Go to the domain backorder service you trust most (most major registrars offer this service) and double-check their terms of service to make sure the service works for your specific needs.
Purchase the backorder (or multiple backorders). Some will ask you to type in the name of the domain, others are set up so you simply press a button to backorder a domain that comes back as taken.
Whatever the process with your registrar, confirm on the receipt that the proper domains have been backordered.
Keep an eye on the email. I also like having everything listed in an Excel spreadsheet or Google equivalent so I can open it up at a glance and see what days I especially need to pay attention to.
You will need to register the domain in most cases. The backorder fee is just to reserve your spot in line to buy the name if it becomes available. Once that goes through, you then need to act to secure the domain name to your account.

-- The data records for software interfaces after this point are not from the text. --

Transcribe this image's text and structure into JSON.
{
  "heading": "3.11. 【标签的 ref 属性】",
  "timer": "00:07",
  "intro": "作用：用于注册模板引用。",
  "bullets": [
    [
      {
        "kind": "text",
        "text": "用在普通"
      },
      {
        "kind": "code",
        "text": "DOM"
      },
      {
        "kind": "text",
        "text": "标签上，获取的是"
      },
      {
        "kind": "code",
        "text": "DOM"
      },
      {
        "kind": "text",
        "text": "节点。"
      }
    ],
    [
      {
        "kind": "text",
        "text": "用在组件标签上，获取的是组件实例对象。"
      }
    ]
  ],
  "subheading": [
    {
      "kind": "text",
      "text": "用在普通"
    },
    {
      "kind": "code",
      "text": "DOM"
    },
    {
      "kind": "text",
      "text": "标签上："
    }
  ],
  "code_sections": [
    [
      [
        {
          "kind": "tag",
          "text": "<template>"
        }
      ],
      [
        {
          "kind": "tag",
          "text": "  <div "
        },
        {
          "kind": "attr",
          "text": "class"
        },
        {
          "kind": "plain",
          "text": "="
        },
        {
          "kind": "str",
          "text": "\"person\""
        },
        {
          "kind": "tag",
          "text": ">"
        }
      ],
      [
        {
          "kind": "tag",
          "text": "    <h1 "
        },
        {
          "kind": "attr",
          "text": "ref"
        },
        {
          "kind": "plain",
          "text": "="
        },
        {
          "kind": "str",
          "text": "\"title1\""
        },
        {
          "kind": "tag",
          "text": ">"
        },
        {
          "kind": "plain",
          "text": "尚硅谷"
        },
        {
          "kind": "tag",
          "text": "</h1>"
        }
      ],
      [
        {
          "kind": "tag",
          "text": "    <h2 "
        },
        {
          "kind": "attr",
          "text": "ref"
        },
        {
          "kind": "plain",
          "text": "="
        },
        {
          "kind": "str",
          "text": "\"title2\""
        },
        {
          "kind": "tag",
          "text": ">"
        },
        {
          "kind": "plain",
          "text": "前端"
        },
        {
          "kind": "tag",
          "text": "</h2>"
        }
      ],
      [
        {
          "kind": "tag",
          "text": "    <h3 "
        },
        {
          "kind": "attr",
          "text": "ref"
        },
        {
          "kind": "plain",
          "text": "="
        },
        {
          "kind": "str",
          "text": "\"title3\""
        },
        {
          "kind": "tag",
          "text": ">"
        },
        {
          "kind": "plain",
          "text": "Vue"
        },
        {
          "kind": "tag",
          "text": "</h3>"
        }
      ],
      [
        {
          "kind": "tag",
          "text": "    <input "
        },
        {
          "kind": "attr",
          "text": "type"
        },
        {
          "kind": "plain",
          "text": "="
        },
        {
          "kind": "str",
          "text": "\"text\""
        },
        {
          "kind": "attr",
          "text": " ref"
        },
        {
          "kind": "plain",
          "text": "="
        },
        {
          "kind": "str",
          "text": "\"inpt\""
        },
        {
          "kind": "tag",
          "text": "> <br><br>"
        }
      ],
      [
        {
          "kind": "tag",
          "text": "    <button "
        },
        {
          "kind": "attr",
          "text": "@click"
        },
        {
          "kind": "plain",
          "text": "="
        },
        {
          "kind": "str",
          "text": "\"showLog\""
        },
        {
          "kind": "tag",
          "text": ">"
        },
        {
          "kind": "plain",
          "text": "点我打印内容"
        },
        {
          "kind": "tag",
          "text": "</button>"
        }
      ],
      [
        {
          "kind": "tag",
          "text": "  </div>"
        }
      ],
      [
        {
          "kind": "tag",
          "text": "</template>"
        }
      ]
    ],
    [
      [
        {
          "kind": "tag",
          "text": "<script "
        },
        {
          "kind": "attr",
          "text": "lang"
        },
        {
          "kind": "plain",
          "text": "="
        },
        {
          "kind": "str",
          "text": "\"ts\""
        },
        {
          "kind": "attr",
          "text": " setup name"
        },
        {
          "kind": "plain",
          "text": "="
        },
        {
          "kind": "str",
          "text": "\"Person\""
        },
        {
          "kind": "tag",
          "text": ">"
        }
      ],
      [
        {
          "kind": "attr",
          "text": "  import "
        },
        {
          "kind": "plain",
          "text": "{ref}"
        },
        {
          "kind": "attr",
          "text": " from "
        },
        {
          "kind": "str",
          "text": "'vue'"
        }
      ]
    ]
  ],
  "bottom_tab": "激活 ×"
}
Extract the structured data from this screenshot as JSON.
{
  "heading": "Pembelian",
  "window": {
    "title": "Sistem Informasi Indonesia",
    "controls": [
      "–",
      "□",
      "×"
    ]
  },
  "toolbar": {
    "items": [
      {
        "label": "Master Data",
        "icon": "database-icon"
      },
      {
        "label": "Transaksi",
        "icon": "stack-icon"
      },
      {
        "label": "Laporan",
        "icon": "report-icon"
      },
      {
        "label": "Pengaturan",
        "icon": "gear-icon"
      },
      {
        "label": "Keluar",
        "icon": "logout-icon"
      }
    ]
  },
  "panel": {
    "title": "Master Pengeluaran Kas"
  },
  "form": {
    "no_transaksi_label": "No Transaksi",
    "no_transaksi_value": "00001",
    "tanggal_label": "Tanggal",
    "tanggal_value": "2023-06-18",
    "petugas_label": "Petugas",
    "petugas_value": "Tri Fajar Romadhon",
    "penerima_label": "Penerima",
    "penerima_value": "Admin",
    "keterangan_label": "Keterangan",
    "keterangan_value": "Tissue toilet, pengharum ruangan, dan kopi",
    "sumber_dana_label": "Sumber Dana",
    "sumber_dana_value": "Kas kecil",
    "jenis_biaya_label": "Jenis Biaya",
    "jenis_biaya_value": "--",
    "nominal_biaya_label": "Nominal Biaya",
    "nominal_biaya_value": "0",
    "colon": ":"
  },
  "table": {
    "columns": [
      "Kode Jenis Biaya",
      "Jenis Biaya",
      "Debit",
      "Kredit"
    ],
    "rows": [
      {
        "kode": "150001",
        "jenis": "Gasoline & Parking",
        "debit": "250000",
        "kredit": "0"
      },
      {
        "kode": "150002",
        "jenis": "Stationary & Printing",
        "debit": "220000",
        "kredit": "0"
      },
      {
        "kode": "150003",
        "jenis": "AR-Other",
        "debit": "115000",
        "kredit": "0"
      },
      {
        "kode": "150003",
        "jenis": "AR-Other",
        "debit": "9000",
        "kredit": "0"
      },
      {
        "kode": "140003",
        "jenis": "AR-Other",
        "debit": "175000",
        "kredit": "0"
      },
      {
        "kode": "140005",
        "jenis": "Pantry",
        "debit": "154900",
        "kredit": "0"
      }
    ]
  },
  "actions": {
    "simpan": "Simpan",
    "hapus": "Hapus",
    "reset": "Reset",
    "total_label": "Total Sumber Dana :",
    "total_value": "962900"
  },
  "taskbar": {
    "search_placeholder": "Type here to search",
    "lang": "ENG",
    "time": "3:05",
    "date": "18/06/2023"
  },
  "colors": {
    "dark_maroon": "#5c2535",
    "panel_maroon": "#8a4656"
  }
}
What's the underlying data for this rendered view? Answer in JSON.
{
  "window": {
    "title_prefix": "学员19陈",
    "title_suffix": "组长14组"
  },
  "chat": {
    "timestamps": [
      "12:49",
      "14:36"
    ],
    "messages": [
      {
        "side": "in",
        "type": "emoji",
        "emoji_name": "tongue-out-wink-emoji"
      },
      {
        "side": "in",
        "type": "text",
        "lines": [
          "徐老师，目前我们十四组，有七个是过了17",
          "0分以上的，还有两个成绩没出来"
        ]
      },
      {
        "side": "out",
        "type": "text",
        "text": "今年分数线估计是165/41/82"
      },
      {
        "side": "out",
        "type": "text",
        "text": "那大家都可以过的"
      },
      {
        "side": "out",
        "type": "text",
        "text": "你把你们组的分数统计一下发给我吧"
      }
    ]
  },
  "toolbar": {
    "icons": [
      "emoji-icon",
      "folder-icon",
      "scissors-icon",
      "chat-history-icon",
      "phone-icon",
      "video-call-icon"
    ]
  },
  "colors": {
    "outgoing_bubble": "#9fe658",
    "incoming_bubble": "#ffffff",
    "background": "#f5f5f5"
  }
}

Pro Insights From Experienced Domain Buyers
Buying the right expired domain can be a great way to jump-start a new niche site. However, it can be a bit tricky in the beginning and it’s easy to make some mistakes when you’re just starting out.
Here are two major things to watch out for:
Don’t Get Too Emotionally Attached
Decisions need to be made without any emotion. There is a certain amount of worth that a domain name will have. Even if the name is good and brandable, if there’s limited authority then there is limited value.
Don’t let your heart get set on a name and cause you to overpay – or ignore much better opportunities that are out there.
Don’t Overpay For Domains Without Authority
While a memorable name is good, if there are no backlinks, no history, no authority, or very little of it, don’t overpay. A domain name can sound great and be incredibly brandable.
But if it’s been a premium domain for sale since 1999 with no owners, it doesn’t matter how good that name is, it won’t do the work that a domain that used to house a hobby site and still has some good blog backlinks pointing to it will.
Do the due diligence and look at things analytically so you don’t overpay while making an emotional decision. Even a good domain is going to have a certain amount of worth, but there’s a point where the price just isn’t worth it.
A good domain name is worth paying for, but only up to a point. To tip the scales in your favor just remember the following takeaways:
- Make sure there are no trademark issues with a domain name
- Look at the history of a domain
- Type in the domain to see if a microsite or landing page is up
- Using a broker can be a great way to get a deal done
- Consider using a backorder for a chance at an amazing domain name about to expire
- Don’t get emotional – don’t overpay for domains without authority
Follow these takeaways and you’ll have more wins than losses when it comes to buying quality domains for building profitable sites.